(HealthDay News) – Patients with ST-segment elevation myocardial infarction (STEMI) who are taken directly to a percutaneous coronary intervention (PCI)-capable hospital, even if they have to bypass a closer non-PCI hospital, receive treatment significantly faster than patients who need to be transferred for treatment.
Emil L. Fosbol, MD, PhD, from Duke University in Durham, NC, and colleagues selected 1,224 emergency medical service (EMS)-transported patients with STEMI who either bypassed a closer non-PCI hospital to go directly to a PCI center or were first taken to a non-PCI center and subsequently transferred for PCI.

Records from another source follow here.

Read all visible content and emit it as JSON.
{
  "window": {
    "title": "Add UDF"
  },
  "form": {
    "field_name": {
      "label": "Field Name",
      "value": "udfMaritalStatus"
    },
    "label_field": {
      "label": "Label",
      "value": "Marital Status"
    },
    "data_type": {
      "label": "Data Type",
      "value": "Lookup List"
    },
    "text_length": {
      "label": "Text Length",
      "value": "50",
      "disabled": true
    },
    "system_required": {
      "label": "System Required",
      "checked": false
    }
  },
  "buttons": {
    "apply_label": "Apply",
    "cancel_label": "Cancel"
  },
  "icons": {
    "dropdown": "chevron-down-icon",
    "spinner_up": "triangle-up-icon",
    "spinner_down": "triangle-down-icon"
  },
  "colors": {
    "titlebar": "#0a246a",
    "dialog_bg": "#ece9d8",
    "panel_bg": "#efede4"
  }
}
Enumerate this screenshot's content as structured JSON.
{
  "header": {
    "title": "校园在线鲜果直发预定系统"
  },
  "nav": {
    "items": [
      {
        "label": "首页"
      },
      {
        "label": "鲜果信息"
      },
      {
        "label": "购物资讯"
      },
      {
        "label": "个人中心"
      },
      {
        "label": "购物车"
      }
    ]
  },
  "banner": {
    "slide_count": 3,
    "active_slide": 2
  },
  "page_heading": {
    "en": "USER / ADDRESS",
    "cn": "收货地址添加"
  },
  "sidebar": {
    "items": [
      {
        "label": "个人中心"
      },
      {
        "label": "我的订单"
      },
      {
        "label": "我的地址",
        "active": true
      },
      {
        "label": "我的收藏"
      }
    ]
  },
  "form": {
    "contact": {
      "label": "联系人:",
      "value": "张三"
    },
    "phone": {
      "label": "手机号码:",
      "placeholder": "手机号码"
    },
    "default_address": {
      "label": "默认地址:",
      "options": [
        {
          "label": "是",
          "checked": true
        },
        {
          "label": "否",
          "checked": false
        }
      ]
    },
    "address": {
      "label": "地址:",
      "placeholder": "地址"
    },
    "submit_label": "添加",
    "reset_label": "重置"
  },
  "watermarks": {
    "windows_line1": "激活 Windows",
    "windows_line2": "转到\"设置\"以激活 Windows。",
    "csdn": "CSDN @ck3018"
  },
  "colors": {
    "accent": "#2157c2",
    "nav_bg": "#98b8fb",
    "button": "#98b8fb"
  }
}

The researchers found that 63% of patients bypassed a non-PCI center, while 37% were first treated at a non-PCI hospital and then transferred for PCI. In adjusted analyses, undergoing bypass was predicted by being of white race (odds ratio [OR], 1.37), having chest pain as the chief complaint (OR, 2.08), having received a pre-hospital 12-lead electrocardiogram (OR, 2.14), cardiogenic shock (OR, 1.82), and a prior history of PCI (OR, 1.66). Time from first-medical-contact to PCI was significantly shorter in the bypass group (95 minutes, vs. 179 minutes in the non-bypass group). Compared with the non-bypass group, crude in-hospital mortality was lower in the bypass group (6.3 vs. 9.4%; P=0.046).
“PCI is contingent on getting the patient very quickly to a hospital with a catheter lab,” Fosbol said in a statement. “Our results suggest that when logistically feasible, EMS should transfer STEMI patients directly to the nearest PCI-capable hospital.”